Highway 11 communities don't have service they need: Bisson
2017-11-09 Gille Bisson Ontario Northland MH
Timmins-James Bay MPP Gilles Bisson says, if elected, an NDP government would bring the train back to Northern Ontario. Maija Hoggett/TimminsToday

With a provincial election next year, longtime Timmins-James Bay MPP Gilles Bisson says an NDP government would take Northern Ontario transportation seriously.

Speaking at the Ontario Northland bus station downtown Timmins, Bisson said that if elected the NDP would direct a revitalized Ontario Northland Transportation Commission (ONTC) to talk to individuals, municipalities, businesses and more “to determine how we bring the train back.”

The Northland passenger train was cancelled in 2012.

According to Bisson, the government has created a two-tier system for inter-city transportation across Ontario.

In southern Ontario, he said there are capital dollars and subsidies available for services like GO Transit.

In Northern Ontario, he said the government ended the train service between Toronto and Cochrane, and took away the subsidies and capital dollars.

“That’s not only resulted in the loss of service when it comes to train, it resulted in a loss of service when it comes to bus. A lot of the communities along Highway 11 don’t have the service that they need for people to move from point A to point B,” he said.
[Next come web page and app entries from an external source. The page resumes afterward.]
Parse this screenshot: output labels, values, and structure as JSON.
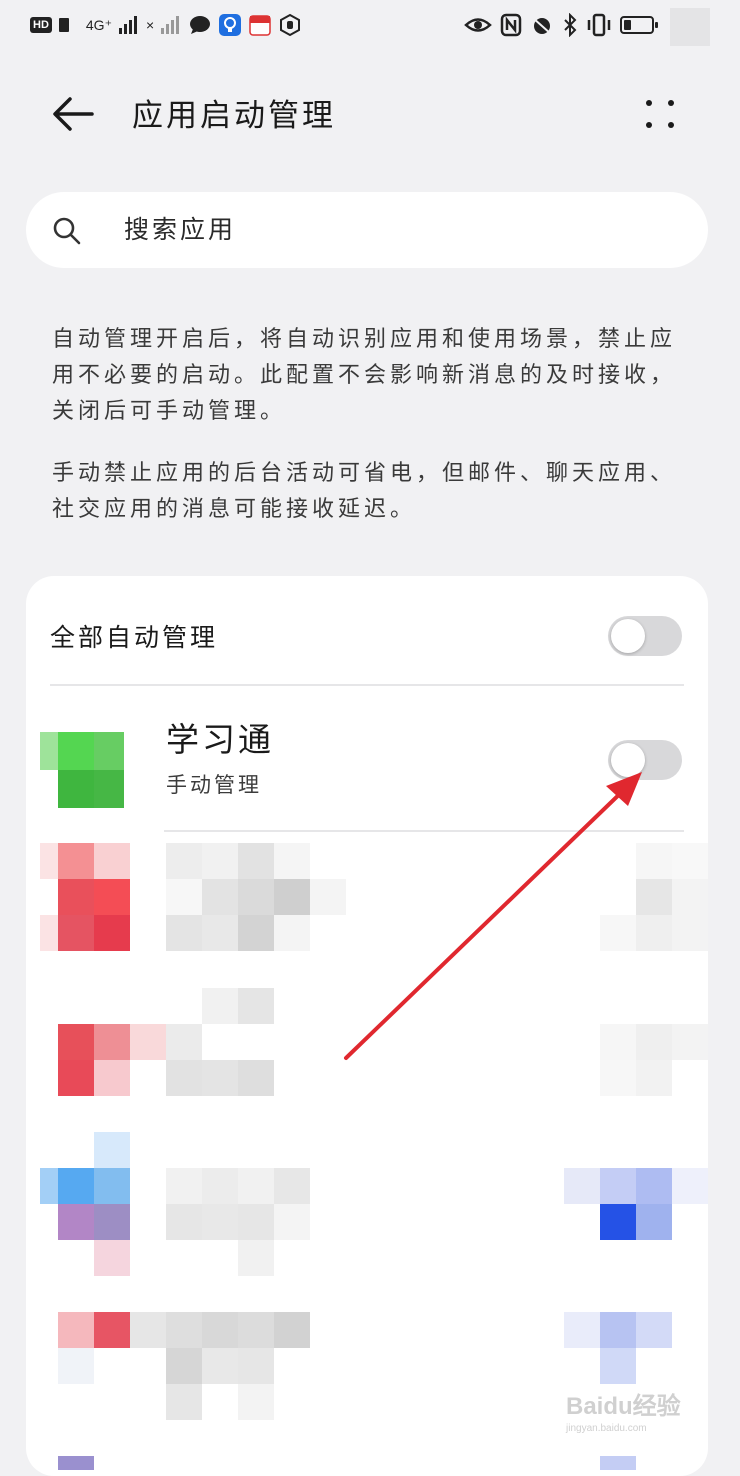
{
  "status_bar": {
    "hd_badge": "HD",
    "signal_1": "4G⁺",
    "signal_2": "×"
  },
  "header": {
    "title": "应用启动管理",
    "back_icon": "arrow-left-icon",
    "more_icon": "more-dots-icon"
  },
  "search": {
    "placeholder": "搜索应用",
    "icon": "search-icon"
  },
  "description": {
    "paragraph_1": "自动管理开启后，将自动识别应用和使用场景，禁止应用不必要的启动。此配置不会影响新消息的及时接收，关闭后可手动管理。",
    "paragraph_2": "手动禁止应用的后台活动可省电，但邮件、聊天应用、社交应用的消息可能接收延迟。"
  },
  "card": {
    "all_auto_label": "全部自动管理",
    "all_auto_enabled": false,
    "apps": [
      {
        "name": "学习通",
        "status": "手动管理",
        "enabled": false
      }
    ]
  },
  "watermark": {
    "text": "Baidu经验",
    "sub": "jingyan.baidu.com"
  },
  "colors": {
    "background": "#f1f1f3",
    "card": "#ffffff",
    "toggle_off": "#d8d8da",
    "annotation_arrow": "#e0282f"
  }
}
With the train, he said it was clear that there were problems.

“The schedule didn’t work for some, the train didn’t even come to Timmins, which is the largest community other than North Bay on the line," said Bisson. "We need to look at how do we bring that service back in a way that we can increase ridership and how do we develop the bus service so that the bus service is able to augment what the train does so that it’s an integrated system."

The NDP plan is to let northerners decide how to: provide passenger train service to northeastern Ontario, enhance bus service, develop practical rail and bus schedules, identify communities of interest/need, decide what the infrastructure and equipment needs are, enhance freight service, and more.

Bisson’s plan is based on the NDP winning next year’s election, which will be held June 7 unless one is called earlier.

“We have a very good chance of forming government next time around, the Liberals are vastly unpopular, I think the Conservatives are much an unknown and I think Andrea Horwath as an experienced leader and the stuff that we’re putting forth as far as policy puts the NDP in a good chance to form the government,” he said.

While Bisson will be a candidate in the 2018 provincial election, he hasn’t publicly announced what riding it will be in. Earlier this year, Timmins-James Bay was split into two ridings – Timmins and Mushkegowuk-James-Bay. Ontario is meeting with communities to decide an official name for Mushkegowuk-James Bay.